> [Data section]
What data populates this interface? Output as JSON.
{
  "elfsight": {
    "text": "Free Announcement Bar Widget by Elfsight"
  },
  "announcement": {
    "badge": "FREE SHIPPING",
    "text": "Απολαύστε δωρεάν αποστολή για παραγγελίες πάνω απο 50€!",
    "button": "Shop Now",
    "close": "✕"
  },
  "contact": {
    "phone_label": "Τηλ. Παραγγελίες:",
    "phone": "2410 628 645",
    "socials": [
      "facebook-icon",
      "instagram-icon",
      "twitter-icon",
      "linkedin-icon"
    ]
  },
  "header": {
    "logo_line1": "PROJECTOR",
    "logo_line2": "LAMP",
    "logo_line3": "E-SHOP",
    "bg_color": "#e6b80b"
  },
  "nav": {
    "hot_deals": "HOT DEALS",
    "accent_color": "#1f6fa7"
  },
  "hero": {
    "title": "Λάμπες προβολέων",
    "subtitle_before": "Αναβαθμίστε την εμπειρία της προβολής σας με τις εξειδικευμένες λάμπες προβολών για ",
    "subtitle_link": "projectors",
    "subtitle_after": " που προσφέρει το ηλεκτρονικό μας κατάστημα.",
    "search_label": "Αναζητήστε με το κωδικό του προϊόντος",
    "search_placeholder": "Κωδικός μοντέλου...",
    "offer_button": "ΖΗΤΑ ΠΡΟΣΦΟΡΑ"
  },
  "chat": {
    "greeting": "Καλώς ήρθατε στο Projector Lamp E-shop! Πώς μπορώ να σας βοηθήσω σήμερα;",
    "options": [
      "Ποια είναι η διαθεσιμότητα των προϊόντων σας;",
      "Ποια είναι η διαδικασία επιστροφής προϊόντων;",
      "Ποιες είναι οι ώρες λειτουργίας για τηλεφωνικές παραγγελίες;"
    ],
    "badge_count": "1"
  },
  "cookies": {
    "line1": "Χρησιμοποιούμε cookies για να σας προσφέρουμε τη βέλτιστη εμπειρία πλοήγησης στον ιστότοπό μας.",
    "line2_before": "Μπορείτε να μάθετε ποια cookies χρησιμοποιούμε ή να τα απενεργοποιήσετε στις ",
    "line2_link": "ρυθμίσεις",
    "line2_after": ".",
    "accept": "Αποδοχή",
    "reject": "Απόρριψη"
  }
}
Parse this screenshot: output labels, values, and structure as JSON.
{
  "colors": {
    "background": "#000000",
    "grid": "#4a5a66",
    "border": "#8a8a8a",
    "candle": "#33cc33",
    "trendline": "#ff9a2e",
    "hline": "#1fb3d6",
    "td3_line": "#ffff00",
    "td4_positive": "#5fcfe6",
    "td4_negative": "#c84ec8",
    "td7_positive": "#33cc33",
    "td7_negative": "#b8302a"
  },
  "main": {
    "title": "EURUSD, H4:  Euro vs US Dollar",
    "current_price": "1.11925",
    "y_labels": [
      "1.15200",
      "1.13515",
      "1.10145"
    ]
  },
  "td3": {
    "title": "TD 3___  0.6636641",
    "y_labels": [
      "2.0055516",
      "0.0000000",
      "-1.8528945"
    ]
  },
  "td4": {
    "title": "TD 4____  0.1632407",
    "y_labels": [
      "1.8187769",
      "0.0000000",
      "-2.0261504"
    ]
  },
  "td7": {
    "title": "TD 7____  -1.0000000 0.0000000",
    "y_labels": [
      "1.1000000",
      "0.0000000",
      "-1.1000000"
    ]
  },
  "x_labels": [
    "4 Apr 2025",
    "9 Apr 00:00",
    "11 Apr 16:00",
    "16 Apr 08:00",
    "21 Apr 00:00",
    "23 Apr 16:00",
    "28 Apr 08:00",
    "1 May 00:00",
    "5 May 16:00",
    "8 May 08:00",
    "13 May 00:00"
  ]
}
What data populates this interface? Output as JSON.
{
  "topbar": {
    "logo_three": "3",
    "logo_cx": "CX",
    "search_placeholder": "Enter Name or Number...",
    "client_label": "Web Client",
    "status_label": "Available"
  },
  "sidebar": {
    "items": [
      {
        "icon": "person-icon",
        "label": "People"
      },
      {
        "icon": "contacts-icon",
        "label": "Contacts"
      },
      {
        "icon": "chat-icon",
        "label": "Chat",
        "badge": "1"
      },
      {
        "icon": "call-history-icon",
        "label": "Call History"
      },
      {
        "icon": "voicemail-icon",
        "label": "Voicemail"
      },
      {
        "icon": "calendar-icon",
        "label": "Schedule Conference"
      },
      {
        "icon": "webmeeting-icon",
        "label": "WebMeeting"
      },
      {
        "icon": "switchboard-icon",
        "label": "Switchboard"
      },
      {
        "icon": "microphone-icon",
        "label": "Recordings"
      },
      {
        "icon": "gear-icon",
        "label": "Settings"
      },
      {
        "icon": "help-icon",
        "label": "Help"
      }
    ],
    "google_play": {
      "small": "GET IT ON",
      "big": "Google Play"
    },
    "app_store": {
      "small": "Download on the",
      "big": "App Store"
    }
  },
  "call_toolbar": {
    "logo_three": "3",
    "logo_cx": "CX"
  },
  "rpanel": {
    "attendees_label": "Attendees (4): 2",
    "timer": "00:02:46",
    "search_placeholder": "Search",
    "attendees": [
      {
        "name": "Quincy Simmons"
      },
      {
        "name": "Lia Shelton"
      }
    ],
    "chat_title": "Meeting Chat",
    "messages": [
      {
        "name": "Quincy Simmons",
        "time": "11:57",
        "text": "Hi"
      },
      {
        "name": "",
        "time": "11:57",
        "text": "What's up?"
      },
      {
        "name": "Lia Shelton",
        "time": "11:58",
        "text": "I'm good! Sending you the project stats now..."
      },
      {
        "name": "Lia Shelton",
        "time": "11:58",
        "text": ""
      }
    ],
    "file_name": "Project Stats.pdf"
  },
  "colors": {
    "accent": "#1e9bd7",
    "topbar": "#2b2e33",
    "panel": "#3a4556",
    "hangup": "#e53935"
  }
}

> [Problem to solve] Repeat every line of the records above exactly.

> [Exercise answer]
What data populates this interface? Output as JSON.
{
  "elfsight": {
    "text": "Free Announcement Bar Widget by Elfsight"
  },
  "announcement": {
    "badge": "FREE SHIPPING",
    "text": "Απολαύστε δωρεάν αποστολή για παραγγελίες πάνω απο 50€!",
    "button": "Shop Now",
    "close": "✕"
  },
  "contact": {
    "phone_label": "Τηλ. Παραγγελίες:",
    "phone": "2410 628 645",
    "socials": [
      "facebook-icon",
      "instagram-icon",
      "twitter-icon",
      "linkedin-icon"
    ]
  },
  "header": {
    "logo_line1": "PROJECTOR",
    "logo_line2": "LAMP",
    "logo_line3": "E-SHOP",
    "bg_color": "#e6b80b"
  },
  "nav": {
    "hot_deals": "HOT DEALS",
    "accent_color": "#1f6fa7"
  },
  "hero": {
    "title": "Λάμπες προβολέων",
    "subtitle_before": "Αναβαθμίστε την εμπειρία της προβολής σας με τις εξειδικευμένες λάμπες προβολών για ",
    "subtitle_link": "projectors",
    "subtitle_after": " που προσφέρει το ηλεκτρονικό μας κατάστημα.",
    "search_label": "Αναζητήστε με το κωδικό του προϊόντος",
    "search_placeholder": "Κωδικός μοντέλου...",
    "offer_button": "ΖΗΤΑ ΠΡΟΣΦΟΡΑ"
  },
  "chat": {
    "greeting": "Καλώς ήρθατε στο Projector Lamp E-shop! Πώς μπορώ να σας βοηθήσω σήμερα;",
    "options": [
      "Ποια είναι η διαθεσιμότητα των προϊόντων σας;",
      "Ποια είναι η διαδικασία επιστροφής προϊόντων;",
      "Ποιες είναι οι ώρες λειτουργίας για τηλεφωνικές παραγγελίες;"
    ],
    "badge_count": "1"
  },
  "cookies": {
    "line1": "Χρησιμοποιούμε cookies για να σας προσφέρουμε τη βέλτιστη εμπειρία πλοήγησης στον ιστότοπό μας.",
    "line2_before": "Μπορείτε να μάθετε ποια cookies χρησιμοποιούμε ή να τα απενεργοποιήσετε στις ",
    "line2_link": "ρυθμίσεις",
    "line2_after": ".",
    "accept": "Αποδοχή",
    "reject": "Απόρριψη"
  }
}
Parse this screenshot: output labels, values, and structure as JSON.
{
  "colors": {
    "background": "#000000",
    "grid": "#4a5a66",
    "border": "#8a8a8a",
    "candle": "#33cc33",
    "trendline": "#ff9a2e",
    "hline": "#1fb3d6",
    "td3_line": "#ffff00",
    "td4_positive": "#5fcfe6",
    "td4_negative": "#c84ec8",
    "td7_positive": "#33cc33",
    "td7_negative": "#b8302a"
  },
  "main": {
    "title": "EURUSD, H4:  Euro vs US Dollar",
    "current_price": "1.11925",
    "y_labels": [
      "1.15200",
      "1.13515",
      "1.10145"
    ]
  },
  "td3": {
    "title": "TD 3___  0.6636641",
    "y_labels": [
      "2.0055516",
      "0.0000000",
      "-1.8528945"
    ]
  },
  "td4": {
    "title": "TD 4____  0.1632407",
    "y_labels": [
      "1.8187769",
      "0.0000000",
      "-2.0261504"
    ]
  },
  "td7": {
    "title": "TD 7____  -1.0000000 0.0000000",
    "y_labels": [
      "1.1000000",
      "0.0000000",
      "-1.1000000"
    ]
  },
  "x_labels": [
    "4 Apr 2025",
    "9 Apr 00:00",
    "11 Apr 16:00",
    "16 Apr 08:00",
    "21 Apr 00:00",
    "23 Apr 16:00",
    "28 Apr 08:00",
    "1 May 00:00",
    "5 May 16:00",
    "8 May 08:00",
    "13 May 00:00"
  ]
}
What data populates this interface? Output as JSON.
{
  "topbar": {
    "logo_three": "3",
    "logo_cx": "CX",
    "search_placeholder": "Enter Name or Number...",
    "client_label": "Web Client",
    "status_label": "Available"
  },
  "sidebar": {
    "items": [
      {
        "icon": "person-icon",
        "label": "People"
      },
      {
        "icon": "contacts-icon",
        "label": "Contacts"
      },
      {
        "icon": "chat-icon",
        "label": "Chat",
        "badge": "1"
      },
      {
        "icon": "call-history-icon",
        "label": "Call History"
      },
      {
        "icon": "voicemail-icon",
        "label": "Voicemail"
      },
      {
        "icon": "calendar-icon",
        "label": "Schedule Conference"
      },
      {
        "icon": "webmeeting-icon",
        "label": "WebMeeting"
      },
      {
        "icon": "switchboard-icon",
        "label": "Switchboard"
      },
      {
        "icon": "microphone-icon",
        "label": "Recordings"
      },
      {
        "icon": "gear-icon",
        "label": "Settings"
      },
      {
        "icon": "help-icon",
        "label": "Help"
      }
    ],
    "google_play": {
      "small": "GET IT ON",
      "big": "Google Play"
    },
    "app_store": {
      "small": "Download on the",
      "big": "App Store"
    }
  },
  "call_toolbar": {
    "logo_three": "3",
    "logo_cx": "CX"
  },
  "rpanel": {
    "attendees_label": "Attendees (4): 2",
    "timer": "00:02:46",
    "search_placeholder": "Search",
    "attendees": [
      {
        "name": "Quincy Simmons"
      },
      {
        "name": "Lia Shelton"
      }
    ],
    "chat_title": "Meeting Chat",
    "messages": [
      {
        "name": "Quincy Simmons",
        "time": "11:57",
        "text": "Hi"
      },
      {
        "name": "",
        "time": "11:57",
        "text": "What's up?"
      },
      {
        "name": "Lia Shelton",
        "time": "11:58",
        "text": "I'm good! Sending you the project stats now..."
      },
      {
        "name": "Lia Shelton",
        "time": "11:58",
        "text": ""
      }
    ],
    "file_name": "Project Stats.pdf"
  },
  "colors": {
    "accent": "#1e9bd7",
    "topbar": "#2b2e33",
    "panel": "#3a4556",
    "hangup": "#e53935"
  }
}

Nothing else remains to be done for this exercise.